= EXERCISE AIM =
Since the entries below must stay intact, return each one exactly.

= DATA PROVIDED =
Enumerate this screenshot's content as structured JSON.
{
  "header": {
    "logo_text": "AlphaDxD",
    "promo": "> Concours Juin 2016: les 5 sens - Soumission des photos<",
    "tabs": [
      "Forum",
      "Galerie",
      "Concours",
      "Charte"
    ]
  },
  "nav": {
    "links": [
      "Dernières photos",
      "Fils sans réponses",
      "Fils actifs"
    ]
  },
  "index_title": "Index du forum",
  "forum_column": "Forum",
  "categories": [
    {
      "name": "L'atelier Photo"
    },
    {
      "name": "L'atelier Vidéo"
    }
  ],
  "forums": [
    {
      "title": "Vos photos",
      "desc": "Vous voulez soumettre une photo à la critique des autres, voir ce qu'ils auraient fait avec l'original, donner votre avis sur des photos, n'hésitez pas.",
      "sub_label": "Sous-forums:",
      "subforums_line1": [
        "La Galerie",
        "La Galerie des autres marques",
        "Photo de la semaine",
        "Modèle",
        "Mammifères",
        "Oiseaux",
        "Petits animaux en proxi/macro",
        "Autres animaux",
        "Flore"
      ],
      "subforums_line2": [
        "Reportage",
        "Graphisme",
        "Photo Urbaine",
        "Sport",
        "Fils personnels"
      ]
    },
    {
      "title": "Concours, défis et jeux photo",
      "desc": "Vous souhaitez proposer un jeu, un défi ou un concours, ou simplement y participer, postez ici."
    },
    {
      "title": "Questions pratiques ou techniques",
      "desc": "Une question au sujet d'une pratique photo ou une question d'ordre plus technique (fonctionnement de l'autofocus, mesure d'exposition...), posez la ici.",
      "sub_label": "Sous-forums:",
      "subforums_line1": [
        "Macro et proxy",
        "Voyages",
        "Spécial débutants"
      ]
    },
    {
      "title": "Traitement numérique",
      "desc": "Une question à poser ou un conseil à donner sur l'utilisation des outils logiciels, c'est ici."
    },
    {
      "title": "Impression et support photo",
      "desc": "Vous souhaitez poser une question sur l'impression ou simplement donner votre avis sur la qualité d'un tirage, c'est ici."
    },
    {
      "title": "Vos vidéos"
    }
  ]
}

= ANSWER FOR THE TASK =
Enumerate this screenshot's content as structured JSON.
{
  "header": {
    "logo_text": "AlphaDxD",
    "promo": "> Concours Juin 2016: les 5 sens - Soumission des photos<",
    "tabs": [
      "Forum",
      "Galerie",
      "Concours",
      "Charte"
    ]
  },
  "nav": {
    "links": [
      "Dernières photos",
      "Fils sans réponses",
      "Fils actifs"
    ]
  },
  "index_title": "Index du forum",
  "forum_column": "Forum",
  "categories": [
    {
      "name": "L'atelier Photo"
    },
    {
      "name": "L'atelier Vidéo"
    }
  ],
  "forums": [
    {
      "title": "Vos photos",
      "desc": "Vous voulez soumettre une photo à la critique des autres, voir ce qu'ils auraient fait avec l'original, donner votre avis sur des photos, n'hésitez pas.",
      "sub_label": "Sous-forums:",
      "subforums_line1": [
        "La Galerie",
        "La Galerie des autres marques",
        "Photo de la semaine",
        "Modèle",
        "Mammifères",
        "Oiseaux",
        "Petits animaux en proxi/macro",
        "Autres animaux",
        "Flore"
      ],
      "subforums_line2": [
        "Reportage",
        "Graphisme",
        "Photo Urbaine",
        "Sport",
        "Fils personnels"
      ]
    },
    {
      "title": "Concours, défis et jeux photo",
      "desc": "Vous souhaitez proposer un jeu, un défi ou un concours, ou simplement y participer, postez ici."
    },
    {
      "title": "Questions pratiques ou techniques",
      "desc": "Une question au sujet d'une pratique photo ou une question d'ordre plus technique (fonctionnement de l'autofocus, mesure d'exposition...), posez la ici.",
      "sub_label": "Sous-forums:",
      "subforums_line1": [
        "Macro et proxy",
        "Voyages",
        "Spécial débutants"
      ]
    },
    {
      "title": "Traitement numérique",
      "desc": "Une question à poser ou un conseil à donner sur l'utilisation des outils logiciels, c'est ici."
    },
    {
      "title": "Impression et support photo",
      "desc": "Vous souhaitez poser une question sur l'impression ou simplement donner votre avis sur la qualité d'un tirage, c'est ici."
    },
    {
      "title": "Vos vidéos"
    }
  ]
}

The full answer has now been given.